Saved entries:
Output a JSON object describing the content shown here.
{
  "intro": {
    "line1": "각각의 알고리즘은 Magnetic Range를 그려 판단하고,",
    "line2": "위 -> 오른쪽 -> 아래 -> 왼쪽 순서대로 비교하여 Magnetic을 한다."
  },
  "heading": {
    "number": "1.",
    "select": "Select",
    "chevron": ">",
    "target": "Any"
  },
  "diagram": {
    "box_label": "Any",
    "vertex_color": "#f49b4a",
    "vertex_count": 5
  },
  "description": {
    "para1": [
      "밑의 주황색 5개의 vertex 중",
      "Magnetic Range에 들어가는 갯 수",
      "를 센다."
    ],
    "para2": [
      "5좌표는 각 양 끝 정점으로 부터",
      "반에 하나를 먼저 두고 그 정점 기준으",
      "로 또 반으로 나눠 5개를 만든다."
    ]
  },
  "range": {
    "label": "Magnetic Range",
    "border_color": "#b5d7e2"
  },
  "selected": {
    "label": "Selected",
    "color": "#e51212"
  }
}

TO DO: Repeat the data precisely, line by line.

ANSWER:
Output a JSON object describing the content shown here.
{
  "intro": {
    "line1": "각각의 알고리즘은 Magnetic Range를 그려 판단하고,",
    "line2": "위 -> 오른쪽 -> 아래 -> 왼쪽 순서대로 비교하여 Magnetic을 한다."
  },
  "heading": {
    "number": "1.",
    "select": "Select",
    "chevron": ">",
    "target": "Any"
  },
  "diagram": {
    "box_label": "Any",
    "vertex_color": "#f49b4a",
    "vertex_count": 5
  },
  "description": {
    "para1": [
      "밑의 주황색 5개의 vertex 중",
      "Magnetic Range에 들어가는 갯 수",
      "를 센다."
    ],
    "para2": [
      "5좌표는 각 양 끝 정점으로 부터",
      "반에 하나를 먼저 두고 그 정점 기준으",
      "로 또 반으로 나눠 5개를 만든다."
    ]
  },
  "range": {
    "label": "Magnetic Range",
    "border_color": "#b5d7e2"
  },
  "selected": {
    "label": "Selected",
    "color": "#e51212"
  }
}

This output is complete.